, in Latin Crocus, one of the revivers of classical learning, was

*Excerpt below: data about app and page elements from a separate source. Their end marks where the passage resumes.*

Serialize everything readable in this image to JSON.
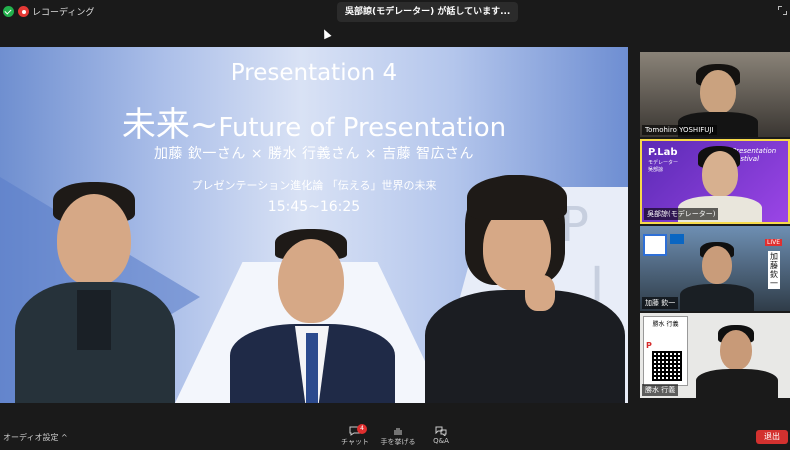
{
  "topbar": {
    "recording_label": "レコーディング",
    "speaking_status": "吳部諒(モデレーター) が話しています...",
    "security_icon": "shield-check-icon",
    "fullscreen_icon": "fullscreen-icon"
  },
  "slide": {
    "title": "Presentation 4",
    "subtitle_jp": "未来~",
    "subtitle_en": "Future of Presentation",
    "names": "加藤 欽一さん × 勝水 行義さん × 吉藤 智広さん",
    "theme": "プレゼンテーション進化論 「伝える」世界の未来",
    "time": "15:45~16:25",
    "bg_letter": "P",
    "bg_letter2": "I"
  },
  "gallery": [
    {
      "name": "Tomohiro YOSHIFUJI"
    },
    {
      "name": "吳部諒(モデレーター)"
    },
    {
      "name": "加藤 欽一"
    },
    {
      "name": "勝水 行義"
    }
  ],
  "gallery_text": {
    "logo_label": "P.Lab",
    "logo_sub": "モデレーター\n吳部諒",
    "event_banner": "Presentation Festival",
    "live_badge": "LIVE",
    "vertical_name": "加藤欽一",
    "qr_note": "P",
    "card_title": "勝水 行義"
  },
  "bottombar": {
    "audio_settings": "オーディオ設定",
    "chat_label": "チャット",
    "chat_badge": "4",
    "raise_hand_label": "手を挙げる",
    "qa_label": "Q&A",
    "leave_label": "退出"
  },
  "colors": {
    "leave_red": "#d3312f",
    "active_speaker": "#f6d94a",
    "slide_blue": "#6f8fd0"
  }
}
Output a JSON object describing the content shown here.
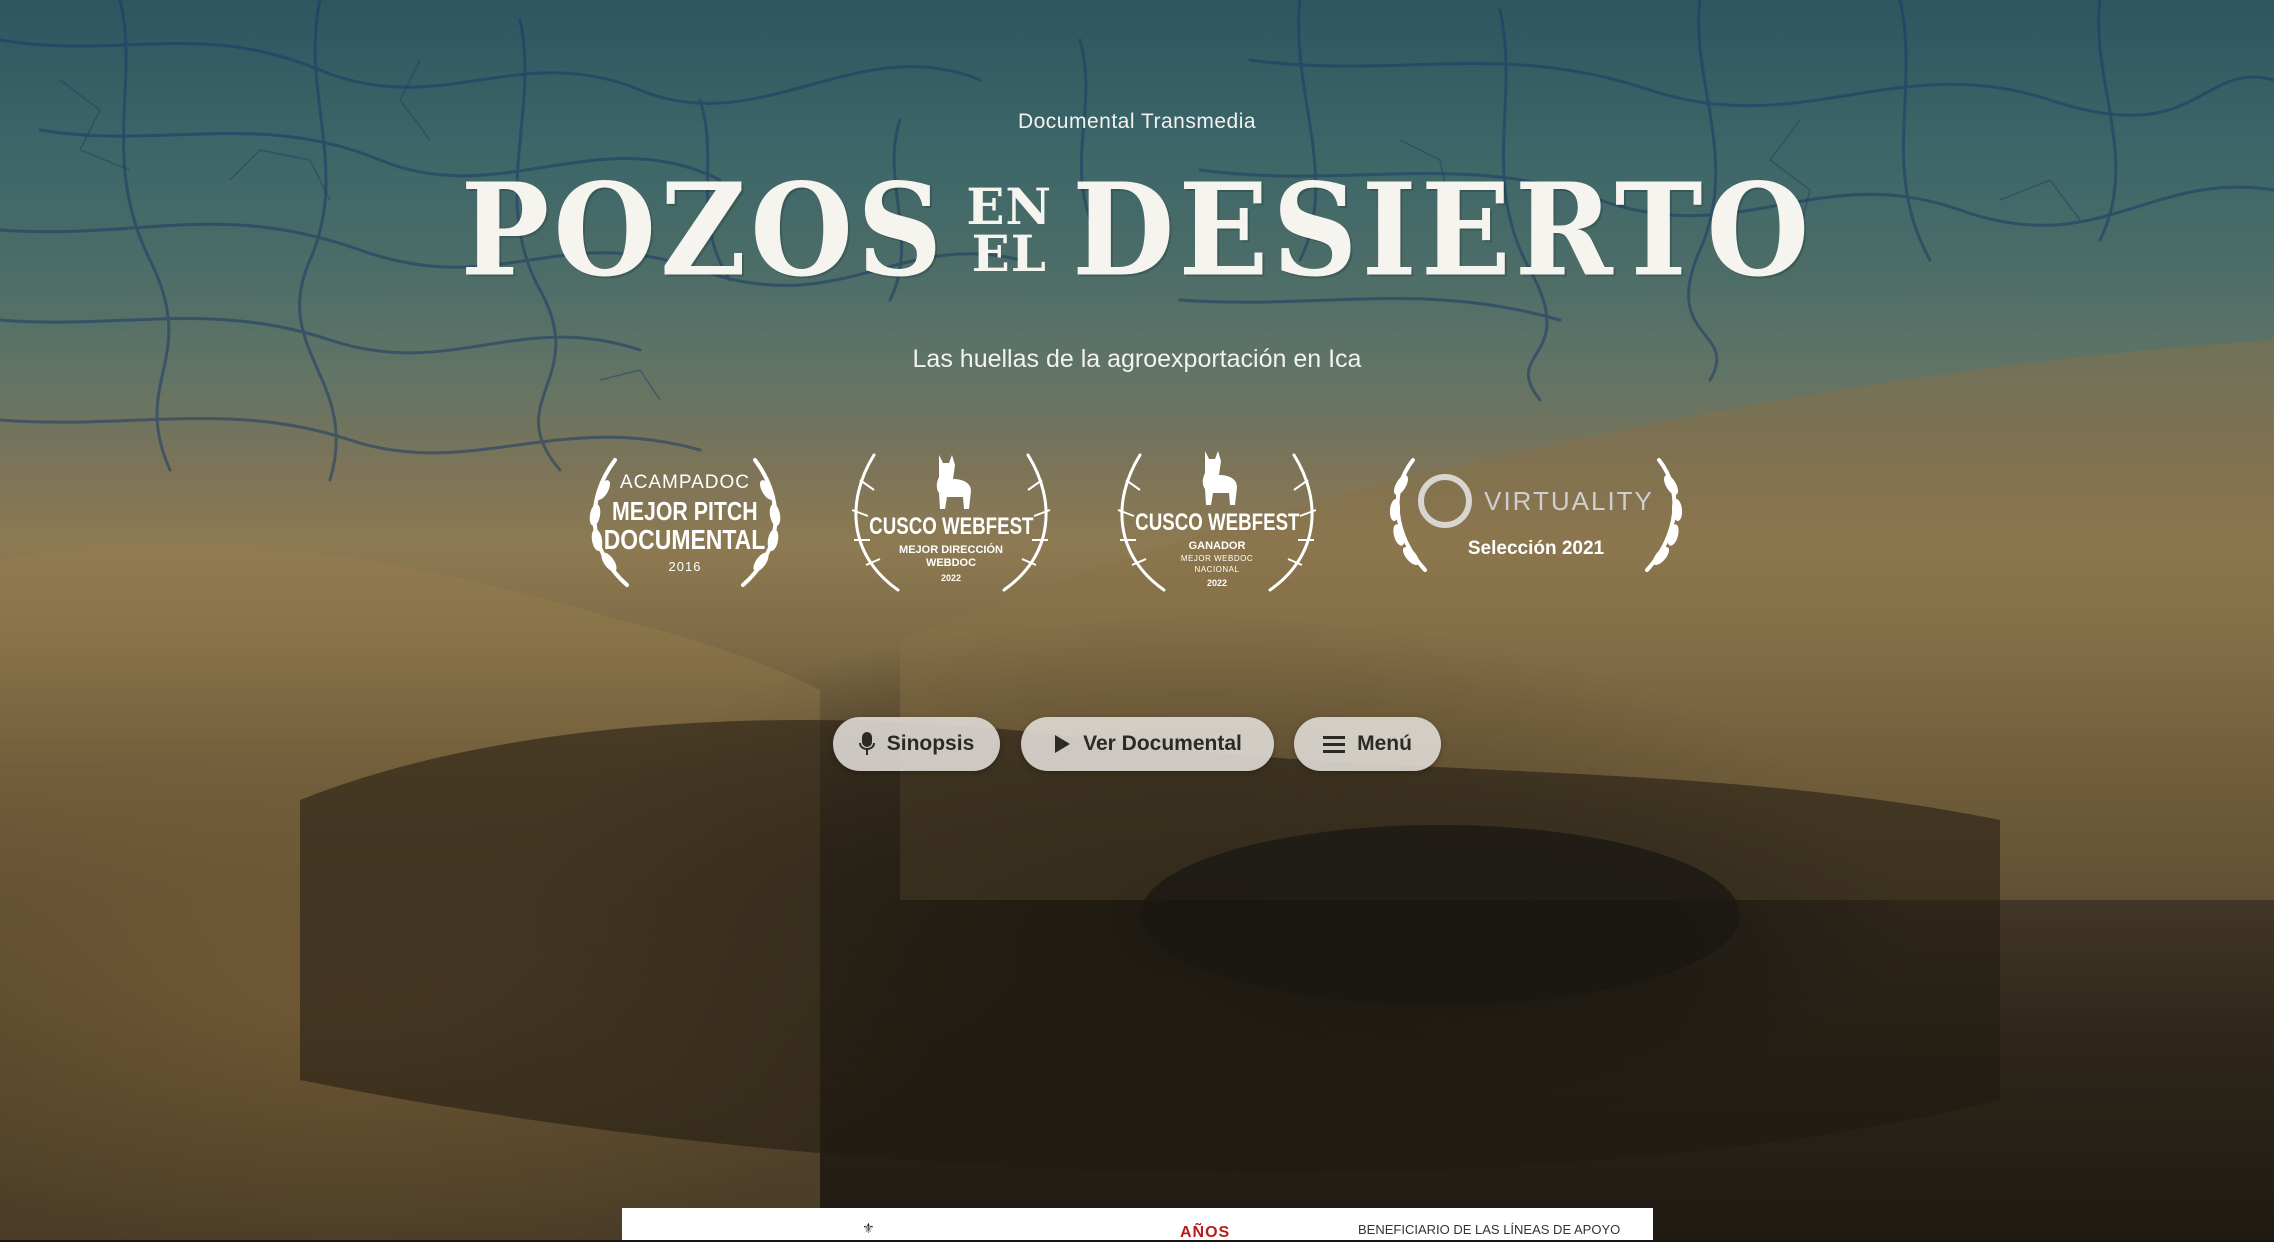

, in Latin Crocus, one of the revivers of classical learning, was a native of London, educated at Eton, and admitted scholar of King’s college, Cambridge, April 4, 1506. During the time of his scholarship he went to Oxford, and was instructed in the Greek language by Grocyn. He then went to Paris and some other parts of Europe for further improvement, and continued abroad about twelve years, supported chiefly by the liberality of Warham, archbishop of Canterbury. During his residence there he received a very high honour, that of being chosen Greek professor at Leipsic, being the fiirt that ever taught Greek in that university. Camerarius was one of his pupils here. He resided at Leipsic from 1514 to 1517, and afterwards for some time at Louvain in the same capacity. But as now the study of the Greek language began to be encouraged in our own universities, and as they could ill spare a scholar of Croke’s accomplishments, he was invited home, and in 1519, by the interest of Fisher, bishop of Rochester, was chosen public orator, and lecturer or teacher of Greek in that university. Here, likewise, as well as at Leipsic, he was the first who publicly and by authority taught Greek, Erasmus, who preceded him, having only made some private attempts; yet, in some respect he may be said to have succeeded that eminent scholar, as in his oration in praise of Greek learning, he makes honourable mention of Erasmus, and speaks modestly of himself as unworthy to succeed him. Erasmus had so good an opinion of him, that knowing he was poor, he desired dean Colet to assist him. In 1524, having proceeded in divinity, he became doctor in that faculty, and Henry VIII. being informed of his abilities, employed him as tutor to his natural son, the duke of Richmond. This promotion led to higher; for, being introduced at court when the question respecting the king’s divorce was agitated, Dr. Croke was thought a proper person to be sent abroad, in order to influence the university of Padua to the king’s side; which he successfully accomplished, although the enemies of that divorce say, not in the most honourable manner. From Collier we learn that Croke owns, in a letter to his royal master, that he had paid various sums to at least five of the members of the universities of Padua and Bologna, in order to keep them steady to the cause. But Burnet appears to explain this matter more to Croke’s honour.